▸ Prompt:
Say how many lines in the entries below have the word "this" in them, giving only the number.

▸ Input data:
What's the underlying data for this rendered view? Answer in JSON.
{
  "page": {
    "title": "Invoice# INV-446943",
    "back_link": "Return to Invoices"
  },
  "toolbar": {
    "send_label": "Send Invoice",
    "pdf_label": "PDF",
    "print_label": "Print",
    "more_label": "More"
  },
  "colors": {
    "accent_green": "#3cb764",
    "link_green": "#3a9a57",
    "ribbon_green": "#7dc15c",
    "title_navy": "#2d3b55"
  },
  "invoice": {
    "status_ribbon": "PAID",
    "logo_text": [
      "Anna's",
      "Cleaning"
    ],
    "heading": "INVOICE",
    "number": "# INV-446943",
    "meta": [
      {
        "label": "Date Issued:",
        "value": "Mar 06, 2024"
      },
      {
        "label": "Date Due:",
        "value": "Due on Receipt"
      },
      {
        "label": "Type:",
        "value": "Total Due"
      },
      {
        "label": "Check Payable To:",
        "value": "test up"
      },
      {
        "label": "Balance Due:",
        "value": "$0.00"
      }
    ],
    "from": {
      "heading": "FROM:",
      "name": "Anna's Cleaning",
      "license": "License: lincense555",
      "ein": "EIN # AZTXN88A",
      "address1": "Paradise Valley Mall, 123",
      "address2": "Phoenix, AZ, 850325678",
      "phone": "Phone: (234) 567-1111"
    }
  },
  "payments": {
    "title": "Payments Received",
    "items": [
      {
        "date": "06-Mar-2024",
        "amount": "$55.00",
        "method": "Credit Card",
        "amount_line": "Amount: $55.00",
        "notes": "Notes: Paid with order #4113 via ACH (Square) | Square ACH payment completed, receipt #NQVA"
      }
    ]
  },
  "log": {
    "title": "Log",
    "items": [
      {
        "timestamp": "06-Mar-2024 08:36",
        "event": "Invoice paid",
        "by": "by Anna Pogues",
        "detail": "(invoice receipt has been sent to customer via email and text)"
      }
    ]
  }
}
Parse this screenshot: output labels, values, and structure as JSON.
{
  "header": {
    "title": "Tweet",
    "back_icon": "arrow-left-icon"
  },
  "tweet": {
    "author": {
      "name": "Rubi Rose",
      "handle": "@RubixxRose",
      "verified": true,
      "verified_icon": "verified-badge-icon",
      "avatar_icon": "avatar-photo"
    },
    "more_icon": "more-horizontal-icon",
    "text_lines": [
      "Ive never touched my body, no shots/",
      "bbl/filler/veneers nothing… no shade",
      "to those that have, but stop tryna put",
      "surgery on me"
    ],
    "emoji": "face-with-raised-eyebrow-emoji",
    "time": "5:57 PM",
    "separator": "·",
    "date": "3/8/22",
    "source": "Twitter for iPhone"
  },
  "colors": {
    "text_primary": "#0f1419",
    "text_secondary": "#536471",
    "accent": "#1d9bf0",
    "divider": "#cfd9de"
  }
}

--

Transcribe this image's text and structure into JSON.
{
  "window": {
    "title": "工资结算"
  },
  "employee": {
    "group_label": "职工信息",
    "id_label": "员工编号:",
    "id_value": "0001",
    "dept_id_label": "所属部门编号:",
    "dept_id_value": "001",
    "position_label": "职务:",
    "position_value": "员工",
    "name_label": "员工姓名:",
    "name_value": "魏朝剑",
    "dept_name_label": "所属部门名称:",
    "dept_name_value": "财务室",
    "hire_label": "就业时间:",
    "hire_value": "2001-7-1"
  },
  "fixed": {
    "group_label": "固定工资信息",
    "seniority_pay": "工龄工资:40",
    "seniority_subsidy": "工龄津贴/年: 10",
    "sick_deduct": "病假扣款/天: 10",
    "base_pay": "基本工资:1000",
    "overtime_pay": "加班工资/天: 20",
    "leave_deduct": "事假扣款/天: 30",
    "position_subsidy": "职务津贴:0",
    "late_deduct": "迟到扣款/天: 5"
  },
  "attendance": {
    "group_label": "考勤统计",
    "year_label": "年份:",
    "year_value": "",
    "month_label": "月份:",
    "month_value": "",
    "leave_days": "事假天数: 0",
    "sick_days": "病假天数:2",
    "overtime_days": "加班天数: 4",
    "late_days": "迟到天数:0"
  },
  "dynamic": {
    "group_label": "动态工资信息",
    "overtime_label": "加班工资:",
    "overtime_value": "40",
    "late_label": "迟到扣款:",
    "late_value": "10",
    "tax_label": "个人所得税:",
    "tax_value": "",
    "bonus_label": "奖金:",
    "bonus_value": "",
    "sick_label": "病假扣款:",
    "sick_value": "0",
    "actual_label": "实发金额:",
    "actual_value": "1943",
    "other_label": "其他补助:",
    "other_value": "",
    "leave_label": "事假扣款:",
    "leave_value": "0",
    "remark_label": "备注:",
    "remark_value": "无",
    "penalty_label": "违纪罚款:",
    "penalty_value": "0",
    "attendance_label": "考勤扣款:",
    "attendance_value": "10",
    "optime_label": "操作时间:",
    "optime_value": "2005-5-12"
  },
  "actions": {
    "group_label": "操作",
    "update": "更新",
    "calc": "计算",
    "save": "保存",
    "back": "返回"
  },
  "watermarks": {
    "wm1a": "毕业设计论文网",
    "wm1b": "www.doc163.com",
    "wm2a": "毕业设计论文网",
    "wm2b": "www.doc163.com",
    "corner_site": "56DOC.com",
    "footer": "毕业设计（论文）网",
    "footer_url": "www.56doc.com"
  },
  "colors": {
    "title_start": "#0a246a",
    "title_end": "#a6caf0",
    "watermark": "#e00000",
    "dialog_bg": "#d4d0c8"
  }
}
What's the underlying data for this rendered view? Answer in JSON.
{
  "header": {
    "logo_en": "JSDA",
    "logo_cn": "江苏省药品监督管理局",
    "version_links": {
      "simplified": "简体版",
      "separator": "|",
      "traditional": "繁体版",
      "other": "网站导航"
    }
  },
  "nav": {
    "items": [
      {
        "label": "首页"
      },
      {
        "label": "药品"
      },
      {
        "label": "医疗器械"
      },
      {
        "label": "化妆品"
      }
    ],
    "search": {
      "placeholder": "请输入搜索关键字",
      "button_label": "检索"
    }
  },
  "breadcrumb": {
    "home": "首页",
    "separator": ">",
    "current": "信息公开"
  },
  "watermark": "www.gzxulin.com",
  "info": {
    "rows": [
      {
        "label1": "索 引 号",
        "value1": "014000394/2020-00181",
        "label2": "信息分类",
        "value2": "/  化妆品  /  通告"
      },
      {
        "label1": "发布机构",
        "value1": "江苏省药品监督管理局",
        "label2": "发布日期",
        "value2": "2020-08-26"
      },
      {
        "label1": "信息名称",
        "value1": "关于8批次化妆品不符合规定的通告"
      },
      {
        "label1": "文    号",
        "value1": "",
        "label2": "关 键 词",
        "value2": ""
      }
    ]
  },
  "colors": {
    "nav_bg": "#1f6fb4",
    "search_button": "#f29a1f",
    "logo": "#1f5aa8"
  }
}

▸ Task response:
4